Korah made up those who in a choir setting sung in public worship. This
Psalm is believed by many to be of a Messianic theme and millennial
focus. The song can be divided by the word ‘Selah’ into two
Let us turn our thoughts to the first
four verses which says, “O Clap your hands, all
ye people; shout unto God with the voice of triumph. For the LORD most
high is terrible; he is a great King over all the earth. He shall subdue
the people under us, and the nations under our feet. He shall choose our
inheritance for us, the excellency of Jacob whom he loved. Selah.”
I see in verse one ‘An Admonishment
To His Thanksgiving’. The clapping hands were to be an outward
expression of thanks and appreciation to the Lord. Today it has become
an expression of thanks to man. If one were to give God a hand it would
be in the lifting up the hands in worship to Him. This is one of the
reasons I am so opposed to this giving Jesus a hand. I was reminded in
our text that David had to encourage thanksgiving. What a sad state of
affairs. We are certainly living in an unthankful generation. I am
amazed at Christian folk who never acknowledge the reception of a gift.
May we never give a hint as God’s people that we are a part of this
unthankful generation. I am reminded in Romans 1:21 that the sin of
homosexuality began with an unthankful heart.
The second thought I would develop in
verses 1-4 is ‘An Applause Of Thanksgiving’. I find there are
four things David gives the applause of thanks in behalf of. Let us
unpack each before our hearts today. May they cause us to lift our
hands upward in applause to our Great God.
In verse 1 I find there is ‘An

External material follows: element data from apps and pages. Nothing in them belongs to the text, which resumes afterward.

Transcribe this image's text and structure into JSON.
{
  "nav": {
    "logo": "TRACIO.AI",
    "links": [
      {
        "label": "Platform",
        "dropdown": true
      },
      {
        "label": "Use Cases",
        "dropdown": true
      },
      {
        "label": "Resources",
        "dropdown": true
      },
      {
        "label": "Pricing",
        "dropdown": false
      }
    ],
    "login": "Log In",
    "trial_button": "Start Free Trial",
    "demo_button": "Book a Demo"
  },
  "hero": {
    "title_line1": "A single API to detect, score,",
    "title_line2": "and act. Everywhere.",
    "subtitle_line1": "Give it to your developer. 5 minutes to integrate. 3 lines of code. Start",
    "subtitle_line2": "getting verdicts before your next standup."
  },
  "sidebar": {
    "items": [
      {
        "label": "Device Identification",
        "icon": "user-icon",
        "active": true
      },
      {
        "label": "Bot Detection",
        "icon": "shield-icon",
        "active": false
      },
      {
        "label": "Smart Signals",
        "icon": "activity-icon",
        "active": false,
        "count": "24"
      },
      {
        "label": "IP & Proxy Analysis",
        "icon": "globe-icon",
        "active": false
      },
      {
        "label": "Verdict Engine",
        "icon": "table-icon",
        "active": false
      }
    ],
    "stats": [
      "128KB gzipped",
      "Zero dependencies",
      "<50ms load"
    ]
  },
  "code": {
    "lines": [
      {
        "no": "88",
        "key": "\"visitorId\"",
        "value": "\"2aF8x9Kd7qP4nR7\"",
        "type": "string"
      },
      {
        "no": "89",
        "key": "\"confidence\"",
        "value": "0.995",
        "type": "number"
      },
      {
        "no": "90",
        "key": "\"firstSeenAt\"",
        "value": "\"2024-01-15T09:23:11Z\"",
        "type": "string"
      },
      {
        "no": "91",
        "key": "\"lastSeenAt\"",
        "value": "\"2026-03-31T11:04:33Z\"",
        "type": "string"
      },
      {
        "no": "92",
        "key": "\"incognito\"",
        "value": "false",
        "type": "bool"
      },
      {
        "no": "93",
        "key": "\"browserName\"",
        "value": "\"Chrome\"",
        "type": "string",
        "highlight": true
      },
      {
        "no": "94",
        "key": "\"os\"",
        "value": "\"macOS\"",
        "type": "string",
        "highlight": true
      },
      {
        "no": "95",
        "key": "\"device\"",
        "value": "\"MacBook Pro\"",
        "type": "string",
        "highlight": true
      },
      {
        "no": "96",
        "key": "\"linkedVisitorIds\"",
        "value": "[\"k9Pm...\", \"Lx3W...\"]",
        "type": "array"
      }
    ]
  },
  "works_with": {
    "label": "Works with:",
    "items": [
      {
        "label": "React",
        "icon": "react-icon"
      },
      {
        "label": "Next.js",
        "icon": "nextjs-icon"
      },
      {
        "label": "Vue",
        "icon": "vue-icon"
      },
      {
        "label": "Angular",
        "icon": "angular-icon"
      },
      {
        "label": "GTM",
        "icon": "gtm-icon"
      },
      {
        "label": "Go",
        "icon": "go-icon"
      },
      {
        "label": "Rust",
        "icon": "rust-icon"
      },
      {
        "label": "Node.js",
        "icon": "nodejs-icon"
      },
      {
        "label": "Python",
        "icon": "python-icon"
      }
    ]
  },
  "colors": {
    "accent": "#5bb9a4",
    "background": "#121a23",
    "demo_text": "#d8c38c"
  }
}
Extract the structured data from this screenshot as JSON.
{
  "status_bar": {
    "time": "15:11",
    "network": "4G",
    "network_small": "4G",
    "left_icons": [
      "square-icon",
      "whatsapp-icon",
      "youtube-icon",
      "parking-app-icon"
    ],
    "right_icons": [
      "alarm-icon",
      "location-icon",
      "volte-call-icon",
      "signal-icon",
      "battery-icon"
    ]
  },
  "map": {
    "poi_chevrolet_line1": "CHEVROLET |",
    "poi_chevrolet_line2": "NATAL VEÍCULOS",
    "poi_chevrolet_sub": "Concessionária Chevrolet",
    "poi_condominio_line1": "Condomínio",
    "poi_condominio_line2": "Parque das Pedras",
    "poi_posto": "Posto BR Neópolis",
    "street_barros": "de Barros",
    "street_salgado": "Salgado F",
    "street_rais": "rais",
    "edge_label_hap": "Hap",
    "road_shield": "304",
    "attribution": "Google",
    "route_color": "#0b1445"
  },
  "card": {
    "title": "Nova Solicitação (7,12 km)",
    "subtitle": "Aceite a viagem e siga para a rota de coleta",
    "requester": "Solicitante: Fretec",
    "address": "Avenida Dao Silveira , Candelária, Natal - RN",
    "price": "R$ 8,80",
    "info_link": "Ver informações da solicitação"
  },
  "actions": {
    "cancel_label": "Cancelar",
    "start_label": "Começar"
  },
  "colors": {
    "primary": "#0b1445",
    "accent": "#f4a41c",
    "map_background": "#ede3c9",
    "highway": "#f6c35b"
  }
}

Applause For His Triumph’. David encourages that the voices keep
time with the hands by a long continual shout. The word ‘triumph’
means the splendid victories won by a conquering King. How can our
praise ever find end if we were to begin to praise Him for past
victories that He has won in our own lives?
In verse 2 we find there is ‘An
Applause For His Terror’. David speaks of ‘…the LORD most high…’
The title ‘LORD’ is the word for Jehovah or the great I AM. He
is the one who is self-sufficient and depends upon nothing or no one for
His existence. The title ‘most high’ tells us He is great in
power, lofty in dominion, and elevated in all His glory. This verse
speaks of our God’s omnipotence that is His all powerfulness. This
power can be used to crush His enemies or to protect His people all at
the same time. Our God is not a local King over a small area of land
and people but He is the King of Kings over all the heaven, earth, and
that is under the earth. Why, He is even in charge down in Hell. Let
us lift our hands in praise to the King.
In verse 3 David asks us to give ‘An
Applause To His Throne’. We are reminded the battle is not ours.
We will not have to raise our hands to do anything but give Him praise
and glory. He shall subdue all people, nations, and His enemies and
ours shall be under our feet. No wonder Isaiah said, ‘I saw the Lord
high and lifted up’.
In verse 4 we are asked to give Him ‘An
Applause To His Treasure’. I am glad we can submit our will to
His. He will choose our inheritance and a grand one it will be. He
gives the example of His love for Jacob and the position He gave to His
people to remind us of His ability to choose right for us. My, how all
of this makes you want to lift up holy hands in adoration to our great
King. It is fitting that the stanza would end with the word, ‘Selah’.
Well, what do your think about that? Let us stop and look unto Him, for
soon and very soon we are going to see the King.